══ PROVIDED MATERIAL

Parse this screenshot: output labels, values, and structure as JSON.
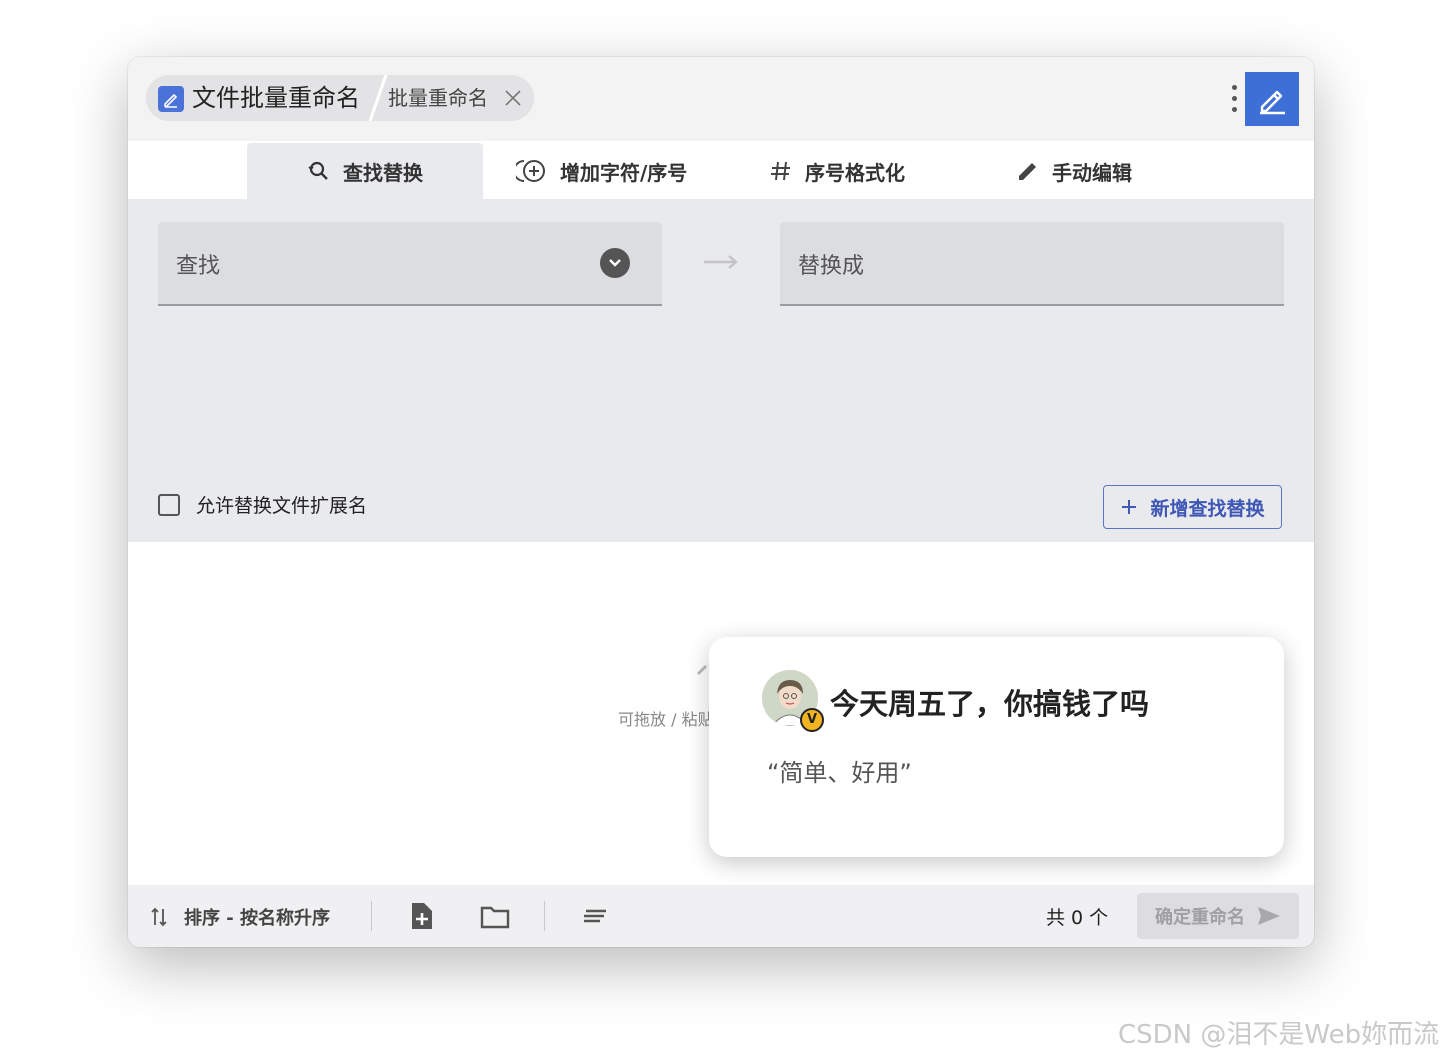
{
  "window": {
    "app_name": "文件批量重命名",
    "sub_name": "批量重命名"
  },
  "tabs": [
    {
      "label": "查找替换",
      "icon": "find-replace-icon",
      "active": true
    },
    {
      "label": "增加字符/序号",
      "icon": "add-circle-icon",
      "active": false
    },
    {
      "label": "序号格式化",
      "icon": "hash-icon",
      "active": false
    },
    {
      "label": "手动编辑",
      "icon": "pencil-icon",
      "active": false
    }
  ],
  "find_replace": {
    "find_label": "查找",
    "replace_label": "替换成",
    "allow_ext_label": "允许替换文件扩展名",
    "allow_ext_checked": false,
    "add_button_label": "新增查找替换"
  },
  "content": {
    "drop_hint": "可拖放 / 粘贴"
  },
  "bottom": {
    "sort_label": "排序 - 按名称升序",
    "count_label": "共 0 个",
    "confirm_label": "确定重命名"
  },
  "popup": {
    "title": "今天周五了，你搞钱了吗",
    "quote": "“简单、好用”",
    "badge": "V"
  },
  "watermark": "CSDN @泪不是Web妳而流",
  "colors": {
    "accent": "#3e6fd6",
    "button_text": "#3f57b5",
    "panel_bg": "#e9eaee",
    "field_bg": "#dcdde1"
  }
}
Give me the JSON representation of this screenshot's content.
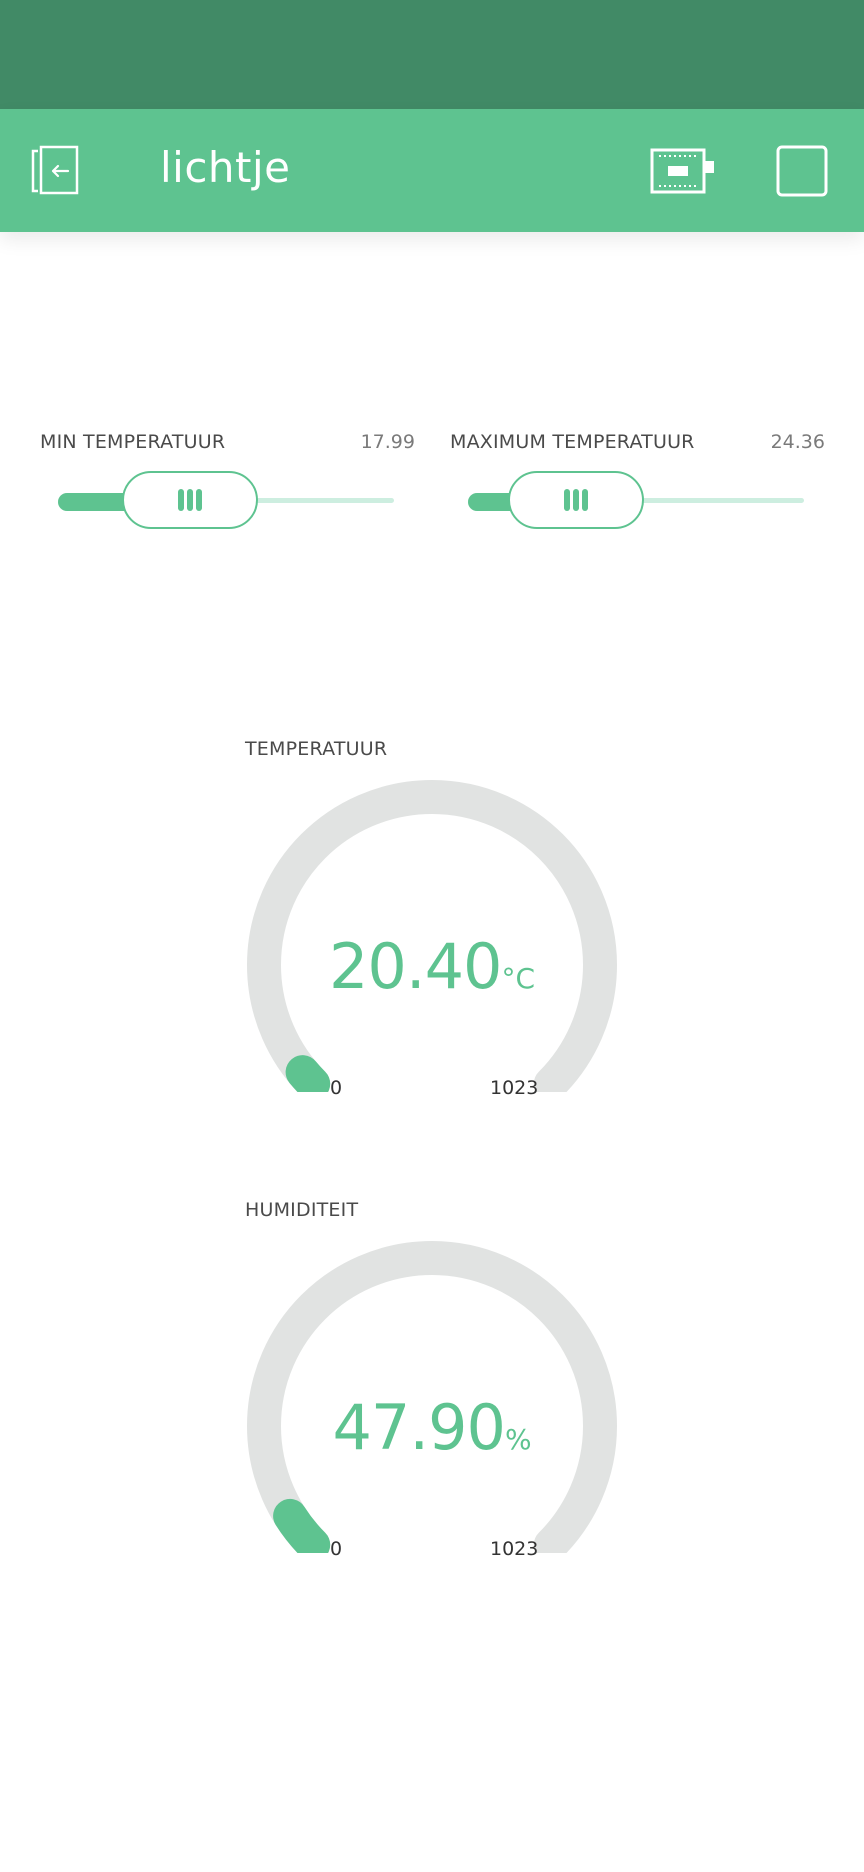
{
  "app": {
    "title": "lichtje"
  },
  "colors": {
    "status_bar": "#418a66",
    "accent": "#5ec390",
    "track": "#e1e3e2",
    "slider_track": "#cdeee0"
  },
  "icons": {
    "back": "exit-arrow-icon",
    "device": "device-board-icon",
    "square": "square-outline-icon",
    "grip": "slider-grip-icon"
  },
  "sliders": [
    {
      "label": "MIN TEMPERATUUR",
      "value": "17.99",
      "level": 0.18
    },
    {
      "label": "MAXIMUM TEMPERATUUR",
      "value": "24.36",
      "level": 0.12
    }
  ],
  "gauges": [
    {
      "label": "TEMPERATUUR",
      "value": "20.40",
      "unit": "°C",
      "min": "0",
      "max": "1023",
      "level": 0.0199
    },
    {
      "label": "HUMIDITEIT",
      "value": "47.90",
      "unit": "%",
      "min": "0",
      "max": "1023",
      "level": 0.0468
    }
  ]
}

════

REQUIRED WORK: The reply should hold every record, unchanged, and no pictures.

EXPECTED ANSWER:
Parse this screenshot: output labels, values, and structure as JSON.
{
  "window": {
    "app_name": "文件批量重命名",
    "sub_name": "批量重命名"
  },
  "tabs": [
    {
      "label": "查找替换",
      "icon": "find-replace-icon",
      "active": true
    },
    {
      "label": "增加字符/序号",
      "icon": "add-circle-icon",
      "active": false
    },
    {
      "label": "序号格式化",
      "icon": "hash-icon",
      "active": false
    },
    {
      "label": "手动编辑",
      "icon": "pencil-icon",
      "active": false
    }
  ],
  "find_replace": {
    "find_label": "查找",
    "replace_label": "替换成",
    "allow_ext_label": "允许替换文件扩展名",
    "allow_ext_checked": false,
    "add_button_label": "新增查找替换"
  },
  "content": {
    "drop_hint": "可拖放 / 粘贴"
  },
  "bottom": {
    "sort_label": "排序 - 按名称升序",
    "count_label": "共 0 个",
    "confirm_label": "确定重命名"
  },
  "popup": {
    "title": "今天周五了，你搞钱了吗",
    "quote": "“简单、好用”",
    "badge": "V"
  },
  "watermark": "CSDN @泪不是Web妳而流",
  "colors": {
    "accent": "#3e6fd6",
    "button_text": "#3f57b5",
    "panel_bg": "#e9eaee",
    "field_bg": "#dcdde1"
  }
}
Give me the JSON representation of this screenshot's content.
{
  "app": {
    "title": "lichtje"
  },
  "colors": {
    "status_bar": "#418a66",
    "accent": "#5ec390",
    "track": "#e1e3e2",
    "slider_track": "#cdeee0"
  },
  "icons": {
    "back": "exit-arrow-icon",
    "device": "device-board-icon",
    "square": "square-outline-icon",
    "grip": "slider-grip-icon"
  },
  "sliders": [
    {
      "label": "MIN TEMPERATUUR",
      "value": "17.99",
      "level": 0.18
    },
    {
      "label": "MAXIMUM TEMPERATUUR",
      "value": "24.36",
      "level": 0.12
    }
  ],
  "gauges": [
    {
      "label": "TEMPERATUUR",
      "value": "20.40",
      "unit": "°C",
      "min": "0",
      "max": "1023",
      "level": 0.0199
    },
    {
      "label": "HUMIDITEIT",
      "value": "47.90",
      "unit": "%",
      "min": "0",
      "max": "1023",
      "level": 0.0468
    }
  ]
}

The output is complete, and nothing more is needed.